The collapse of the economy, particularly of the agricultural sector, hyperinflation, political unrests and a series of poor harvests have in a few years time dragged Zimbabwe, the former cereal granary of Southern Africa, into a catastrophic situation. The farmers settled in the former large-scale business farms, which used to be managed by expropriated farmers, lack the necessary financial resources and experience to maintain the previous levels of production. Today, a large part of the population is food insecure. However for the past year now, the national unity government, the introduction of the US dollar and of the South-African rand in economic exchanges as well as the liberalization of the agricultural sector have provided some stability to the country, a prerequisite for the economic recovery of Zimbabwe. Nevertheless, the food and economic situation of the majority of the households remains worrying.
Achieving food security in the country will only be possible through the recovery of the agricultural production, particularly through small farmers working on community lands. Numerous farmers are thus already supported by the international community with input distributions. Still, because of the lack of cash in the country (barter is still very frequent in the countryside) and the structuring of the market sector, farmers' production retail prices are very low, thus keeping them in poverty.
In order to support these farmers into leaving this poverty cycle, ACTED will support the sale of agricultural productions, in supplementation to the activities already implemented by other international NGOs. ACTED will proceed to the purchase of corn and sorghum leftovers from 3,000 small producers who have already benefitted from seeds and fertilizer distributions by the FAO in the Mutoko district, in East Mashonaland (North-East of the country). 40% of these purchases will be paid in cash and 60% in purchasing vouchers; vouchers will be available from the participating local input sellers. This pilot project will thus support the agricultural recovery in assisting the entire linking actors of this chain (farmers and retailers).

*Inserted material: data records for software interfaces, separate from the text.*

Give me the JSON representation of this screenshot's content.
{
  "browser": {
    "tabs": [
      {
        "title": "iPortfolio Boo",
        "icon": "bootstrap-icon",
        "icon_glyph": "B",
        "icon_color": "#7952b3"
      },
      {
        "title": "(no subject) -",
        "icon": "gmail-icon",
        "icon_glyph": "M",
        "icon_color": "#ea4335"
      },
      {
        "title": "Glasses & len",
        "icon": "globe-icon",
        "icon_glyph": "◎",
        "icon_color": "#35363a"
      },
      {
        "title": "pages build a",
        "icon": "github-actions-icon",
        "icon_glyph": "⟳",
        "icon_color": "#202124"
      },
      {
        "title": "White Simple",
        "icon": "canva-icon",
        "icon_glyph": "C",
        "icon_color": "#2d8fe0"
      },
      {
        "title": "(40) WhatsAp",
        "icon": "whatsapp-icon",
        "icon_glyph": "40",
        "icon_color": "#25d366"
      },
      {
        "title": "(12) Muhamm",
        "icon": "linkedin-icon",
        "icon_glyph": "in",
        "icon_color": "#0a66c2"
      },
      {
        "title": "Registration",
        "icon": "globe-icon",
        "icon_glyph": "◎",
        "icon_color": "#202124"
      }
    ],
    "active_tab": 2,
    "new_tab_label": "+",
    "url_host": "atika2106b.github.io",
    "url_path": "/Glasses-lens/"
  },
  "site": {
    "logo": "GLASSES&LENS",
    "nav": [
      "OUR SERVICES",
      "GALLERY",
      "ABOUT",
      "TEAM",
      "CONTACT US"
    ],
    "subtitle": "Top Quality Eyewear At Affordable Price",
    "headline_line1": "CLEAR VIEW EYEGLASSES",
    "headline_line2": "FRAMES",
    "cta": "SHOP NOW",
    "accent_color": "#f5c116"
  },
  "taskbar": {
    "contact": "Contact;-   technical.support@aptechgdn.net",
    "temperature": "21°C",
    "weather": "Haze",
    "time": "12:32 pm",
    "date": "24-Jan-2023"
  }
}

A food support to the most vulnerable households of the country, 600 tons of purchased maize and sorghum will be distributed, in partnership with national organizations who have already practiced this kind of interventions. Beyond the recovery of the agricultural economy, thus restoring the country's food autonomy and increasing the income of small farmers, the project will additionally enable food support to the most vulnerable households, deeply affected by a non-ending crisis.
Funded by the French Cooperation in Harare, this innovative programme is the first intervention led by ACTED in Zimbabwe and, in case it is successful, could well be replicated at a larger scale throughout the country and serve as a model of agricultural market sector support project. A first glimpse of what might follow, this project could well turn ACTED's first intervention in Zimbabwe into a longer, larger and deeper involvement in the country.